▶ **Description of the task**: Lines containing the word "screenshot" are to be copied from the data below.

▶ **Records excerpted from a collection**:
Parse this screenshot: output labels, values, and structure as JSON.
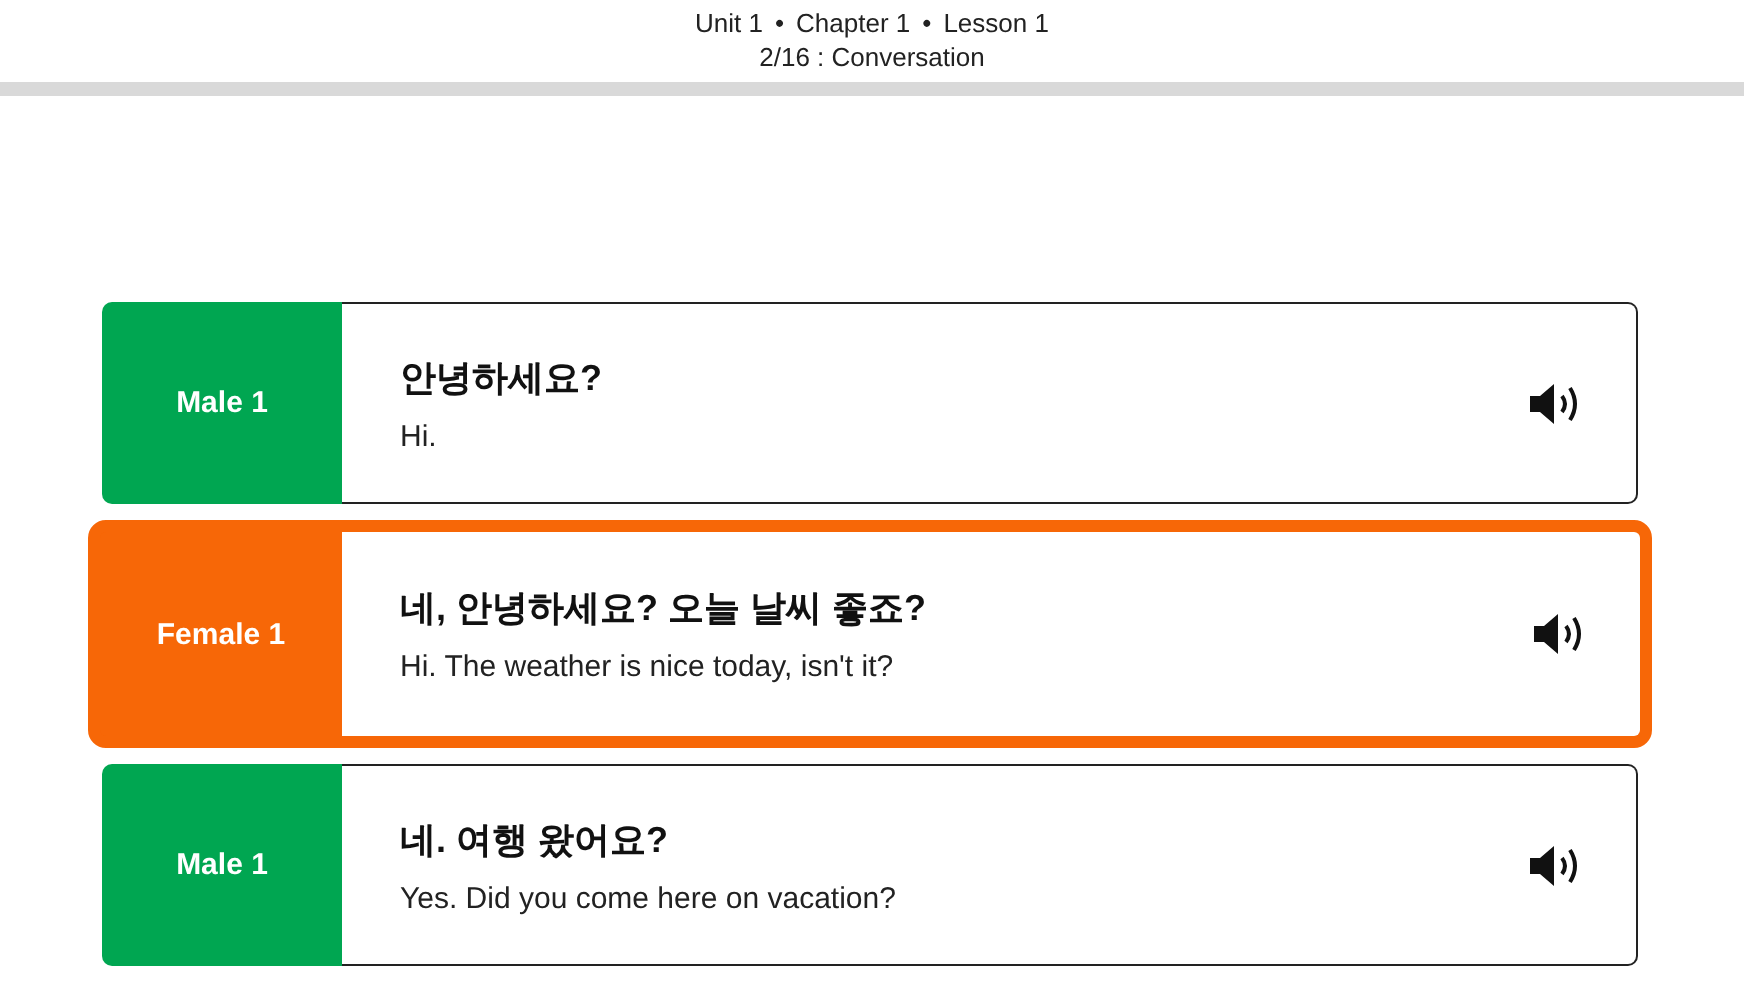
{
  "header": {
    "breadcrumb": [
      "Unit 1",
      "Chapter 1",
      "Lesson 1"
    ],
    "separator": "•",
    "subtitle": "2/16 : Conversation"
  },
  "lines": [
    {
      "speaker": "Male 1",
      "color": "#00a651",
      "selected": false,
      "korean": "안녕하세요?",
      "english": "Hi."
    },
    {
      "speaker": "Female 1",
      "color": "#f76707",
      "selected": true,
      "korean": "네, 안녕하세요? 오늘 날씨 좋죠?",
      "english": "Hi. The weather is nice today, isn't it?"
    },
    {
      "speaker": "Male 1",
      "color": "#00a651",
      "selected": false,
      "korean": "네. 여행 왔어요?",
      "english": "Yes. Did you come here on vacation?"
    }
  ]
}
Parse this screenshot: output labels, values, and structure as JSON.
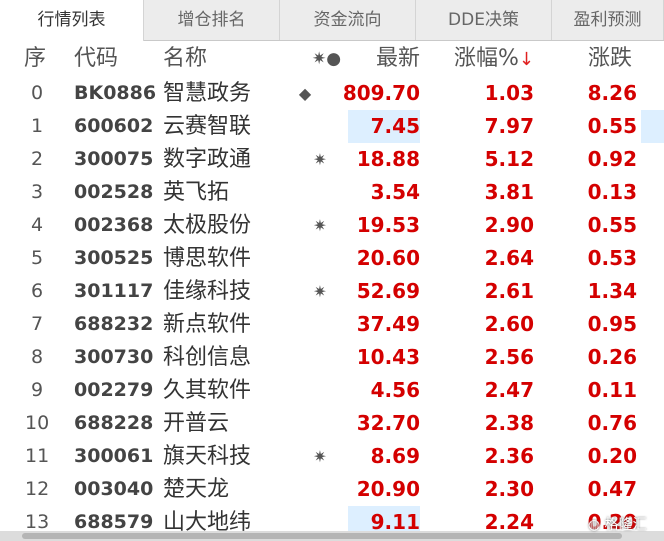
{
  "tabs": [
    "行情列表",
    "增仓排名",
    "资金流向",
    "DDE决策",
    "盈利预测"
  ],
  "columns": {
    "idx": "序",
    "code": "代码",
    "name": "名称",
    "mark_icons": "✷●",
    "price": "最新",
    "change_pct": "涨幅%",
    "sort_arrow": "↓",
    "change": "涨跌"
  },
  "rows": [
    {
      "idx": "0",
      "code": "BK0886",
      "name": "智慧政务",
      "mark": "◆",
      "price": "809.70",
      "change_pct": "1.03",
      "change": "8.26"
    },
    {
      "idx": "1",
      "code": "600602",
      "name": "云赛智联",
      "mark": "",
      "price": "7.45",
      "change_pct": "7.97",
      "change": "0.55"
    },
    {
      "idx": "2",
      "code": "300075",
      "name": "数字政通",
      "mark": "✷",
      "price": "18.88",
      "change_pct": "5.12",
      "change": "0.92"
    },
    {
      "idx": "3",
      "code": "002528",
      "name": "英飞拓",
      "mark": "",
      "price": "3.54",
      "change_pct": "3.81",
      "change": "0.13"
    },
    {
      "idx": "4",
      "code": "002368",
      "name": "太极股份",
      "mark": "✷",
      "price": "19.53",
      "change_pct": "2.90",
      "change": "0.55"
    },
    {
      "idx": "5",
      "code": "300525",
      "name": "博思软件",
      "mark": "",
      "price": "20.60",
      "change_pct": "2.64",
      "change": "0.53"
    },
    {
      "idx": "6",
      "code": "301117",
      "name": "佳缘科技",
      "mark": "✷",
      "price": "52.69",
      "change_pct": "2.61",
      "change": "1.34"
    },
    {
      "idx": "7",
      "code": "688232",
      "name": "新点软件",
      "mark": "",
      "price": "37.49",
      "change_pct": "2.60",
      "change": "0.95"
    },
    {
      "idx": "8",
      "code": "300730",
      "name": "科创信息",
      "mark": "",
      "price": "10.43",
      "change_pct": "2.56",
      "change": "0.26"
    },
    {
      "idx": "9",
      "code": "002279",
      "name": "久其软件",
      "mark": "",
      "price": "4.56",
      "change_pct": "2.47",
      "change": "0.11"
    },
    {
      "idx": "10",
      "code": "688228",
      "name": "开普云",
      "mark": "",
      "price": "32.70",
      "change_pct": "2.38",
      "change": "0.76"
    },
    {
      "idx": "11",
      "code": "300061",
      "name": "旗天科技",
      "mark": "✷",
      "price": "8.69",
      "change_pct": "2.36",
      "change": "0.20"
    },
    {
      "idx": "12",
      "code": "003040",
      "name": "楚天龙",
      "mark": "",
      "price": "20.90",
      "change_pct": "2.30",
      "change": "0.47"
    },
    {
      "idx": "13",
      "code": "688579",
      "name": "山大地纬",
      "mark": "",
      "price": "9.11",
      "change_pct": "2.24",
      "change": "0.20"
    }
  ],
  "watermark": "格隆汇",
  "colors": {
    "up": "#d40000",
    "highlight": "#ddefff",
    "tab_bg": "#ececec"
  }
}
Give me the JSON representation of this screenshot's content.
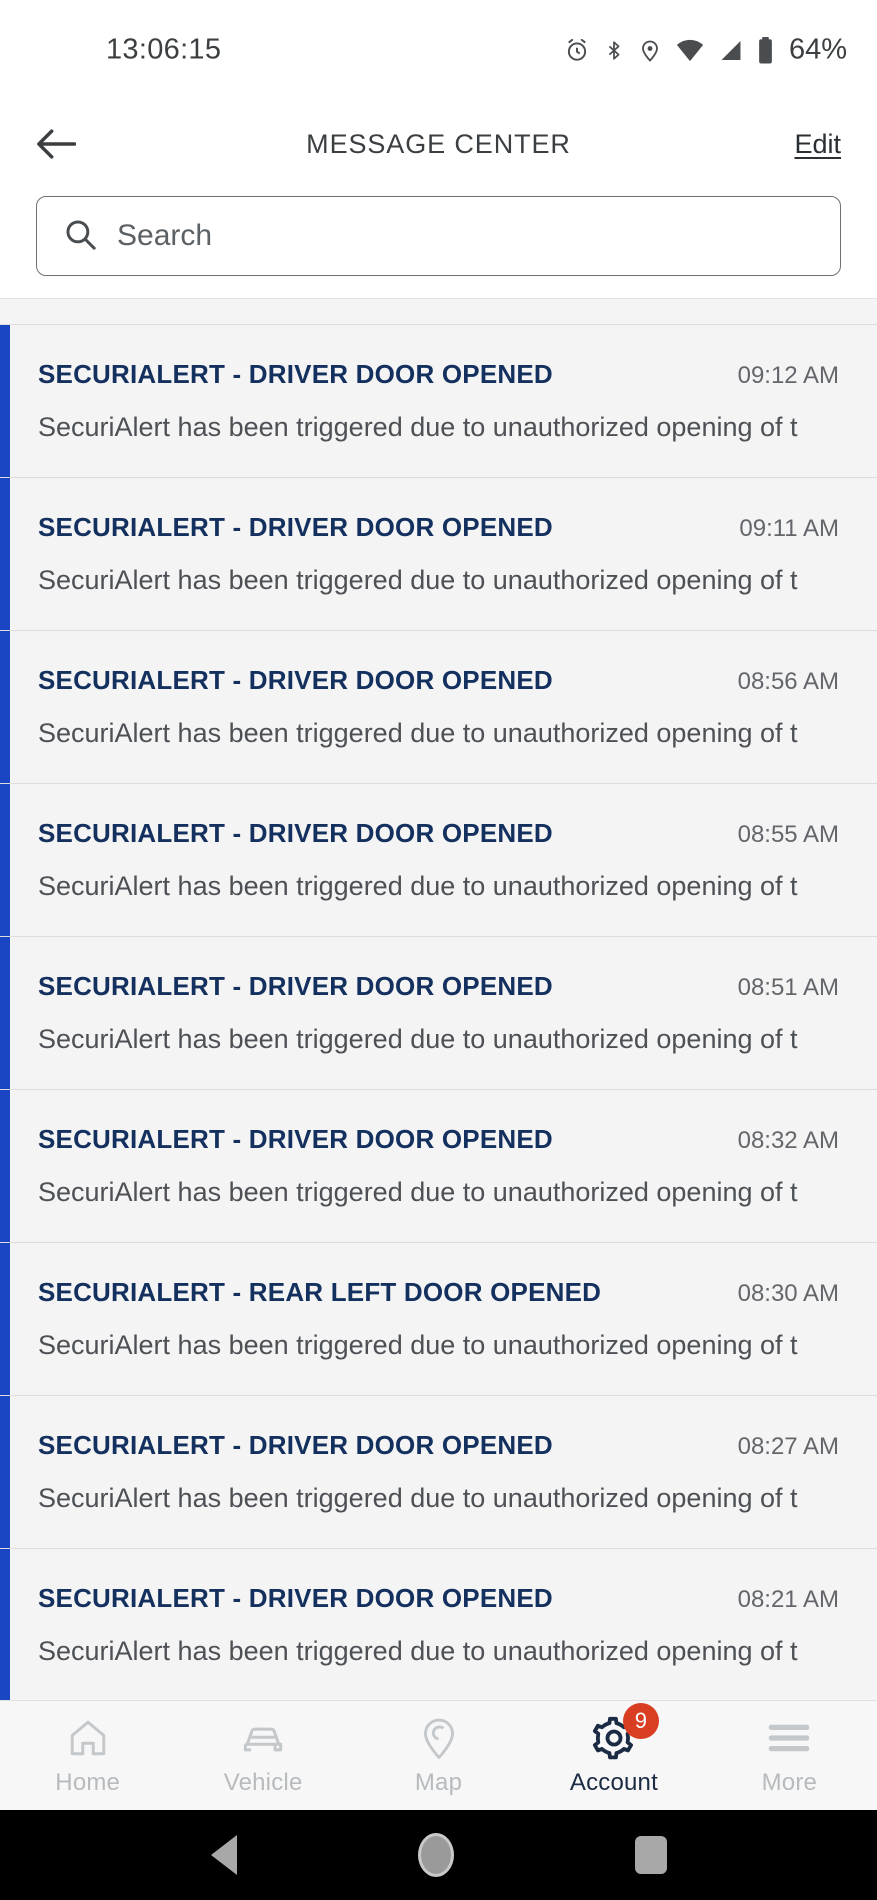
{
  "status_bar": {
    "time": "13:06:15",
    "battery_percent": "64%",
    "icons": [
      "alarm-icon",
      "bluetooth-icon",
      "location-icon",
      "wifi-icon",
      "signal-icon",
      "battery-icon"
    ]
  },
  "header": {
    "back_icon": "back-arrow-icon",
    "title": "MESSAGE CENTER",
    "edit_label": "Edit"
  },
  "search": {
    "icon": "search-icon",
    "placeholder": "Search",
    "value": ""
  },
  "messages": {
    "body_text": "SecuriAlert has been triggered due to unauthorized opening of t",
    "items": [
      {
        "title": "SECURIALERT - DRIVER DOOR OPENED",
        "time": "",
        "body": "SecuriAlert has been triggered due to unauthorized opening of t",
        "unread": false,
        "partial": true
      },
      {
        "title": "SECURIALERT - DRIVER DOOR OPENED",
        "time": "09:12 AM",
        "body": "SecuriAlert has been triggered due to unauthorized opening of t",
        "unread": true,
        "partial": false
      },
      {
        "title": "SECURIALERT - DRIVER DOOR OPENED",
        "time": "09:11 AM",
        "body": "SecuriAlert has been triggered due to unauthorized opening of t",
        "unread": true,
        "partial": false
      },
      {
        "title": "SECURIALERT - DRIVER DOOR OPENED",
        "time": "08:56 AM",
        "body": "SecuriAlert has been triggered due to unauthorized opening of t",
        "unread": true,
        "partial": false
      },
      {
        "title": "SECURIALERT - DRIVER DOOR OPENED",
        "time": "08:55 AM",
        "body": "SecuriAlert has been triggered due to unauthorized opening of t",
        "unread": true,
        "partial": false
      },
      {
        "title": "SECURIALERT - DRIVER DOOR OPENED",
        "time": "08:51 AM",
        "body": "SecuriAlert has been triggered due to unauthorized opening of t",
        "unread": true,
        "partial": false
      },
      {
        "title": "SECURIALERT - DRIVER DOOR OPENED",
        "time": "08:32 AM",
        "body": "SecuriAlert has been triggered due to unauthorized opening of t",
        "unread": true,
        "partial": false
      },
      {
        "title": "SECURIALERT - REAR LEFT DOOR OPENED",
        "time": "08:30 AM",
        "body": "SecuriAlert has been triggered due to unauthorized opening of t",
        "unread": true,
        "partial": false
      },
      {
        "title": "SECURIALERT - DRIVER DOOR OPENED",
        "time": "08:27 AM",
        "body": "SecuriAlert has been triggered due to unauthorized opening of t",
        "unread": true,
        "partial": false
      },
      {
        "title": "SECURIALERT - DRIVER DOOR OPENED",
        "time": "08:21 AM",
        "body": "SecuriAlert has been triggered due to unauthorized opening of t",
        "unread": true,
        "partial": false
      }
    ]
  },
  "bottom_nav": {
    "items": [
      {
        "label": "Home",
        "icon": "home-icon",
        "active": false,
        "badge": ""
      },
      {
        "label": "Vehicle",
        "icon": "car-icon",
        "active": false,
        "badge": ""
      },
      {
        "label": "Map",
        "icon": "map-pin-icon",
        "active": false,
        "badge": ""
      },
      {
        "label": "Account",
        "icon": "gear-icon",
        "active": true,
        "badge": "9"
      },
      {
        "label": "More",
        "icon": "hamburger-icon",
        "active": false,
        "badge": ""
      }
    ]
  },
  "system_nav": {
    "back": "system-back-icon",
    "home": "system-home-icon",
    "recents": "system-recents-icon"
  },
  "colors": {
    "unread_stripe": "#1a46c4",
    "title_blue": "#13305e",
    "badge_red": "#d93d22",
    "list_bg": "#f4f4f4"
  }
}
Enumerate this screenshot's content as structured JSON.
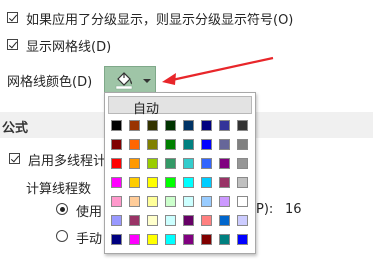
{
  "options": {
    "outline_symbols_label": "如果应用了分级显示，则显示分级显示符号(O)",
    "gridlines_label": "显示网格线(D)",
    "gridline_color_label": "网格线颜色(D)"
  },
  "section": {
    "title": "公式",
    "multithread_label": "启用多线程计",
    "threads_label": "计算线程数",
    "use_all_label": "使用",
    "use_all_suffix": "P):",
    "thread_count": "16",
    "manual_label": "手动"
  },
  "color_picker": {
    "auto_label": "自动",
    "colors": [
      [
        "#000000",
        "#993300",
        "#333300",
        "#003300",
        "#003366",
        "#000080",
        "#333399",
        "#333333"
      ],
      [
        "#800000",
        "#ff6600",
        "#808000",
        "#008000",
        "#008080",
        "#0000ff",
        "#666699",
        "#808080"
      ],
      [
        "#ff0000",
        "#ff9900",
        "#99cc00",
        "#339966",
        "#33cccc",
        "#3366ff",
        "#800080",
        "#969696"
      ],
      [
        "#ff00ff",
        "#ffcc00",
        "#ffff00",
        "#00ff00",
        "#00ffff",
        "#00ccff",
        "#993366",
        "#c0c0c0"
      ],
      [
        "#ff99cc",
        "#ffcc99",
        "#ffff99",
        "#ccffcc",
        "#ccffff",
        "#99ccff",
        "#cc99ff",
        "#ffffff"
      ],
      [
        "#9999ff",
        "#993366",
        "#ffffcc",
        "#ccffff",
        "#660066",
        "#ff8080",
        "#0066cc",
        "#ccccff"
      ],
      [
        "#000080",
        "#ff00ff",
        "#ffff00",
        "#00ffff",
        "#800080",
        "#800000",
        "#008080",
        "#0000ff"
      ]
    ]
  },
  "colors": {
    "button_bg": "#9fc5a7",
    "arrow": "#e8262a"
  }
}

▶ **Problem solution**:
Parse this screenshot: output labels, values, and structure as JSON.
Parse this screenshot: output labels, values, and structure as JSON.
Give me the JSON representation of this screenshot's content.
Enumerate this screenshot's content as structured JSON.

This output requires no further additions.